The European Scrutiny Committee can:

  • clear documents that it decides aren’t politically or legally important and don’t require further scrutiny
  • retain documents if, for example, the Committee requires more information or is awaiting further developments (the Committee usually seeks more information in writing, but can take oral evidence from the minister)
  • report legally or politically important documents to the House
  • refer documents of particular legal or political importance for debate in a European committee
  • recommend documents of particular legal or political importance for debate in the Chamber (although it’s up to the Government to find time for a debate)
  • tag a document to an existing debate if the subject is relevant (tagging means that the document will be displayed under the title of the debate on the Order Paper; tagging has no impact of the clearance of the document from scrutiny)

The minister can agree to a proposal without clearance from the European Scrutiny Committee if:

  • the document is considered to be confidential, routine or trivial, or is substantially the same as one on which scrutiny has been completed
  • the document has been recommended for debate, but the European Scrutiny Committee (usually for reasons of urgency or the protection of UK interests) has indicated that agreement can be given before the debate takes place
  • there are ‘special reasons’, provided that the minister explains those reasons to the Committee at the first opportunity after reaching a decision (in practice, ministers usually inform the Committees in advance); if a proposal is awaiting consideration by the House, the minister must inform the House at the first opportunity after giving agreement
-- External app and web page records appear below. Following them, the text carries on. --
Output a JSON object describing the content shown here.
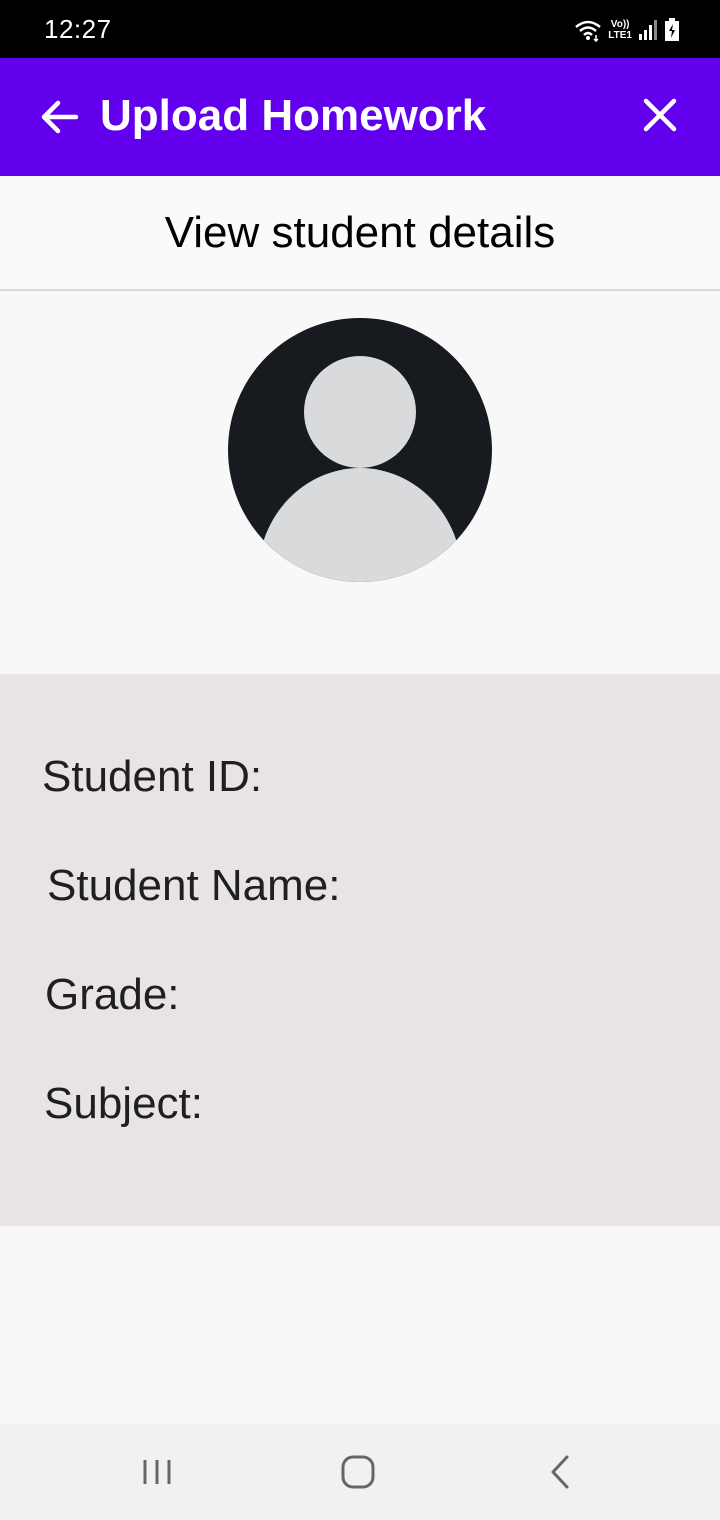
{
  "status_bar": {
    "time": "12:27",
    "icons": [
      "wifi-icon",
      "volte-lte-icon",
      "signal-icon",
      "battery-icon"
    ],
    "lte_top": "Vo))",
    "lte_bottom": "LTE1"
  },
  "app_bar": {
    "title": "Upload Homework",
    "background_color": "#6200ee",
    "back_icon": "arrow-left-icon",
    "close_icon": "close-icon"
  },
  "subheader": {
    "title": "View student details"
  },
  "avatar": {
    "icon": "default-user-avatar"
  },
  "details": {
    "student_id_label": "Student ID:",
    "student_name_label": "Student Name:",
    "grade_label": "Grade:",
    "subject_label": "Subject:"
  },
  "nav_bar": {
    "buttons": [
      "recent-apps-icon",
      "home-icon",
      "back-icon"
    ]
  }
}
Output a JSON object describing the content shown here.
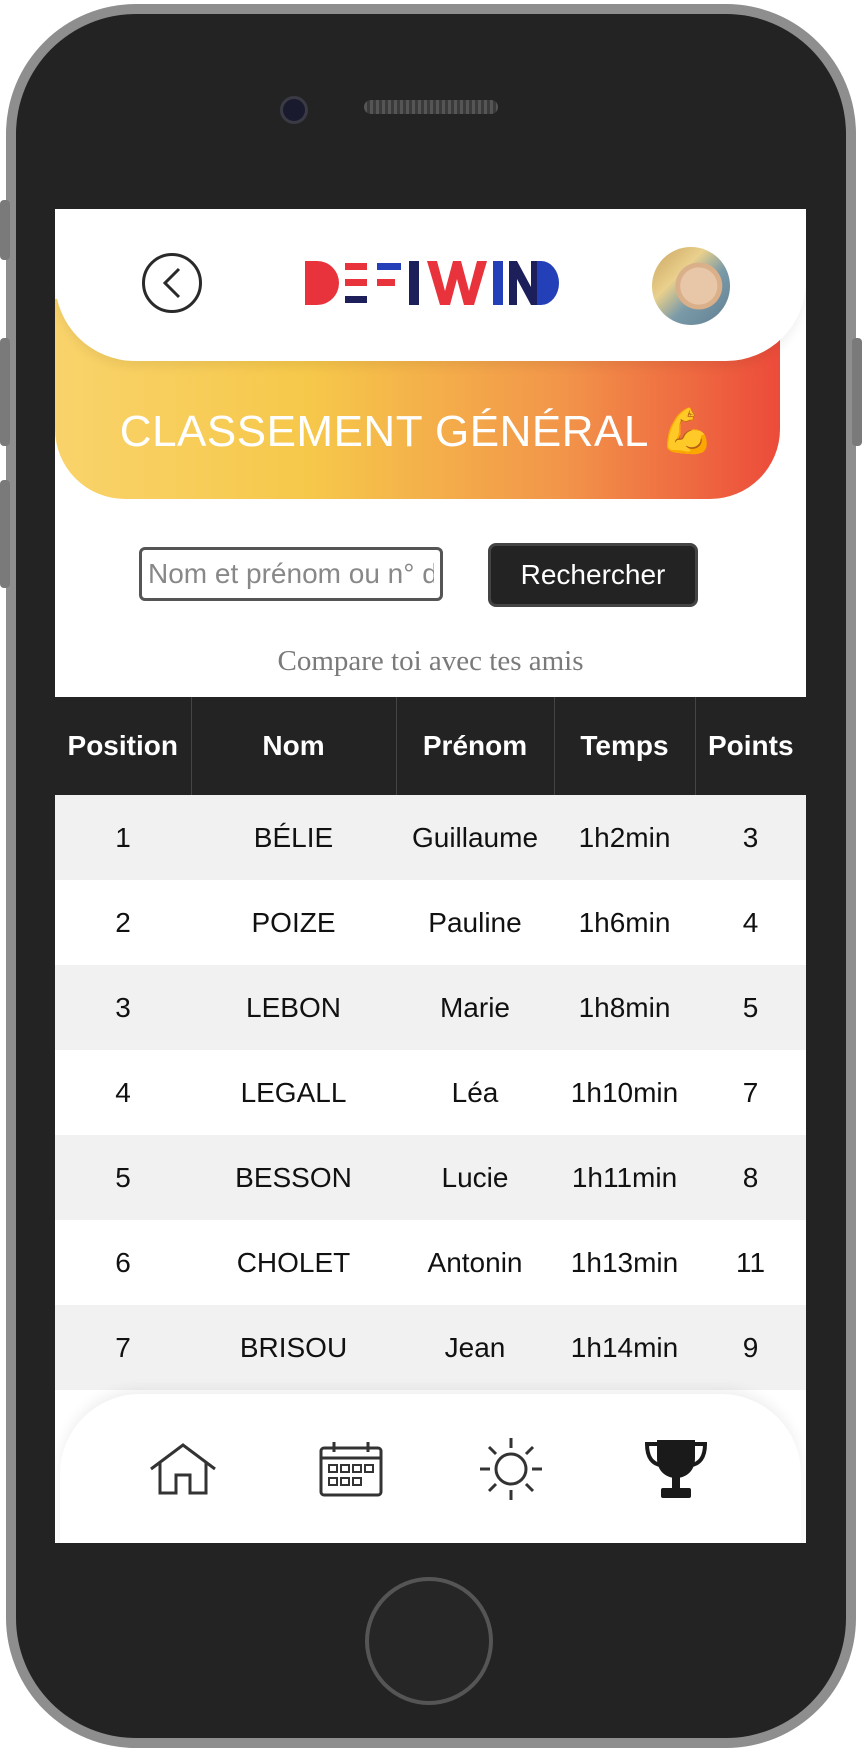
{
  "header": {
    "logo_text": "DEFIWIND",
    "back_icon": "chevron-left-icon",
    "avatar_icon": "user-avatar"
  },
  "banner": {
    "title": "CLASSEMENT GÉNÉRAL 💪"
  },
  "search": {
    "placeholder": "Nom et prénom ou n° de",
    "button_label": "Rechercher"
  },
  "subtitle": "Compare toi avec tes amis",
  "table": {
    "headers": [
      "Position",
      "Nom",
      "Prénom",
      "Temps",
      "Points"
    ],
    "rows": [
      [
        "1",
        "BÉLIE",
        "Guillaume",
        "1h2min",
        "3"
      ],
      [
        "2",
        "POIZE",
        "Pauline",
        "1h6min",
        "4"
      ],
      [
        "3",
        "LEBON",
        "Marie",
        "1h8min",
        "5"
      ],
      [
        "4",
        "LEGALL",
        "Léa",
        "1h10min",
        "7"
      ],
      [
        "5",
        "BESSON",
        "Lucie",
        "1h11min",
        "8"
      ],
      [
        "6",
        "CHOLET",
        "Antonin",
        "1h13min",
        "11"
      ],
      [
        "7",
        "BRISOU",
        "Jean",
        "1h14min",
        "9"
      ]
    ]
  },
  "bottom_nav": {
    "items": [
      "home-icon",
      "calendar-icon",
      "sun-icon",
      "trophy-icon"
    ]
  },
  "colors": {
    "banner_start": "#f9d36b",
    "banner_end": "#ec4b3a",
    "dark": "#232323",
    "logo_red": "#e8323c",
    "logo_blue": "#2440b8",
    "logo_navy": "#1c1f5a"
  }
}
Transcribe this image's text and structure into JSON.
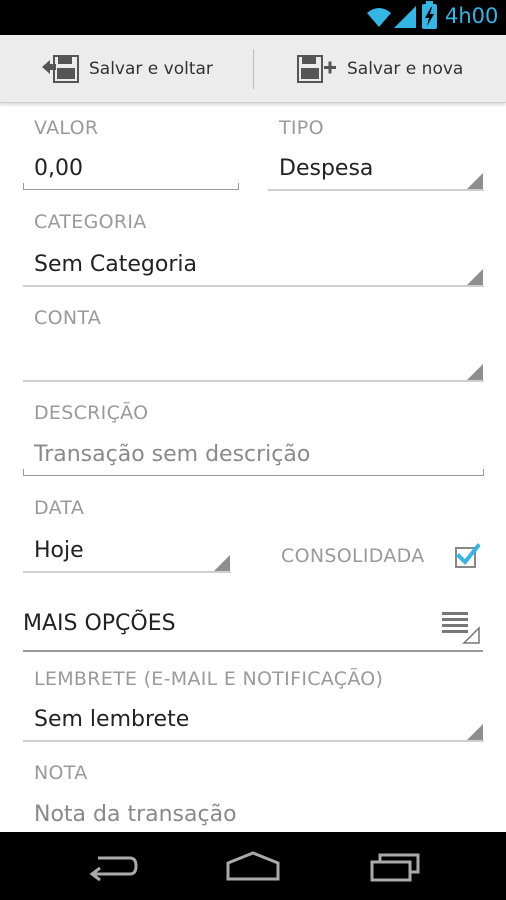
{
  "status_bar": {
    "time": "4h00",
    "accent": "#33b5e5"
  },
  "action_bar": {
    "save_back_label": "Salvar e voltar",
    "save_new_label": "Salvar e nova"
  },
  "form": {
    "valor": {
      "label": "VALOR",
      "value": "0,00"
    },
    "tipo": {
      "label": "TIPO",
      "value": "Despesa"
    },
    "categoria": {
      "label": "CATEGORIA",
      "value": "Sem Categoria"
    },
    "conta": {
      "label": "CONTA",
      "value": ""
    },
    "descricao": {
      "label": "DESCRIÇÃO",
      "placeholder": "Transação sem descrição"
    },
    "data": {
      "label": "DATA",
      "value": "Hoje"
    },
    "consolidada": {
      "label": "CONSOLIDADA",
      "checked": true
    },
    "mais_opcoes": {
      "title": "MAIS OPÇÕES"
    },
    "lembrete": {
      "label": "LEMBRETE (E-MAIL E NOTIFICAÇÃO)",
      "value": "Sem lembrete"
    },
    "nota": {
      "label": "NOTA",
      "placeholder": "Nota da transação"
    }
  },
  "nav_bar": {
    "icons": [
      "back-icon",
      "home-icon",
      "recent-apps-icon"
    ]
  }
}
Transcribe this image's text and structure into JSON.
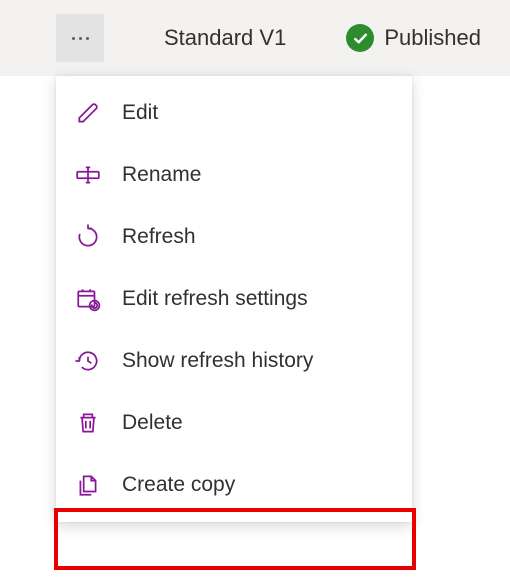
{
  "header": {
    "title": "Standard V1",
    "status_label": "Published"
  },
  "menu": {
    "items": [
      {
        "label": "Edit",
        "icon": "pencil-icon"
      },
      {
        "label": "Rename",
        "icon": "rename-icon"
      },
      {
        "label": "Refresh",
        "icon": "refresh-icon"
      },
      {
        "label": "Edit refresh settings",
        "icon": "calendar-refresh-icon"
      },
      {
        "label": "Show refresh history",
        "icon": "history-icon"
      },
      {
        "label": "Delete",
        "icon": "trash-icon"
      },
      {
        "label": "Create copy",
        "icon": "copy-icon"
      }
    ]
  },
  "highlighted_item_index": 6
}
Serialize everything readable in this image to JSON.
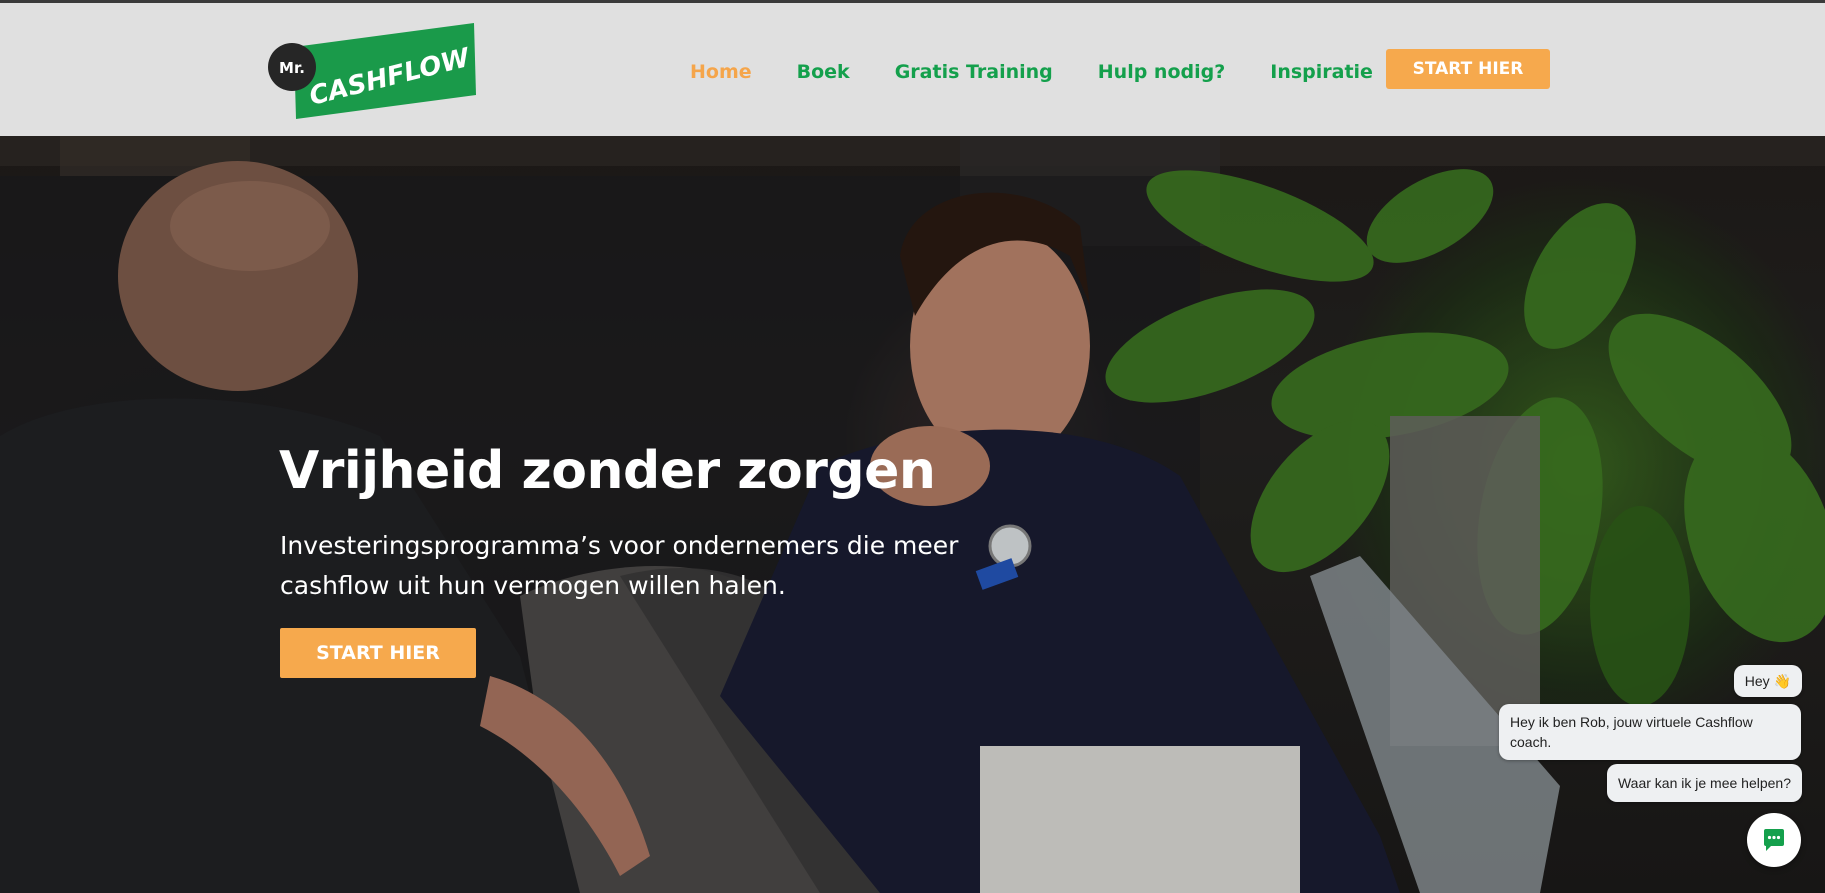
{
  "header": {
    "logo": {
      "prefix": "Mr.",
      "word": "CASHFLOW"
    },
    "nav": [
      {
        "label": "Home",
        "active": true
      },
      {
        "label": "Boek",
        "active": false
      },
      {
        "label": "Gratis Training",
        "active": false
      },
      {
        "label": "Hulp nodig?",
        "active": false
      },
      {
        "label": "Inspiratie",
        "active": false
      }
    ],
    "cta_label": "START HIER"
  },
  "hero": {
    "title": "Vrijheid zonder zorgen",
    "subtitle": "Investeringsprogramma’s voor ondernemers die meer cashflow uit hun vermogen willen halen.",
    "cta_label": "START HIER"
  },
  "chat": {
    "messages": [
      "Hey 👋",
      "Hey ik ben Rob, jouw virtuele Cashflow coach.",
      "Waar kan ik je mee helpen?"
    ],
    "launcher_icon": "chat-bubble-icon"
  },
  "colors": {
    "brand_green": "#14a04c",
    "accent_orange": "#f6a94d",
    "header_bg": "#e0e0e0"
  }
}
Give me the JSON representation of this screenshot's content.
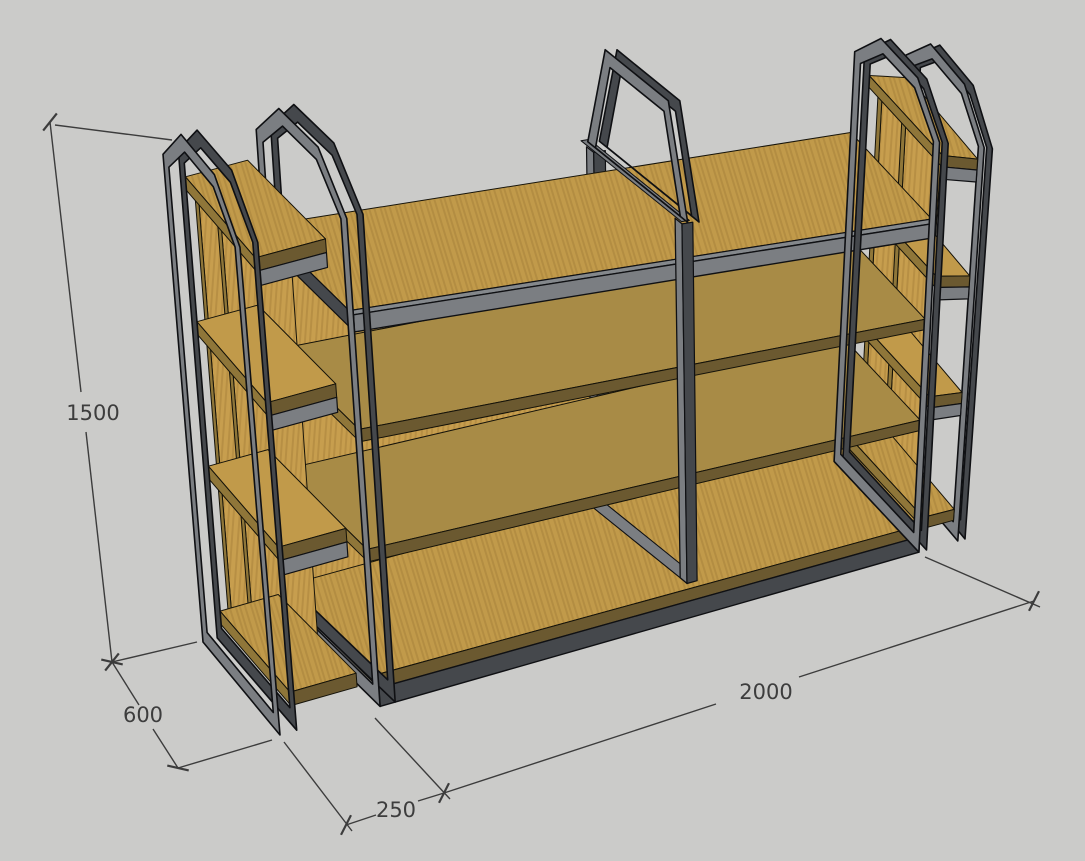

The Committee can call a minister who it believes has agreed to a proposal without good reason to give oral evidence.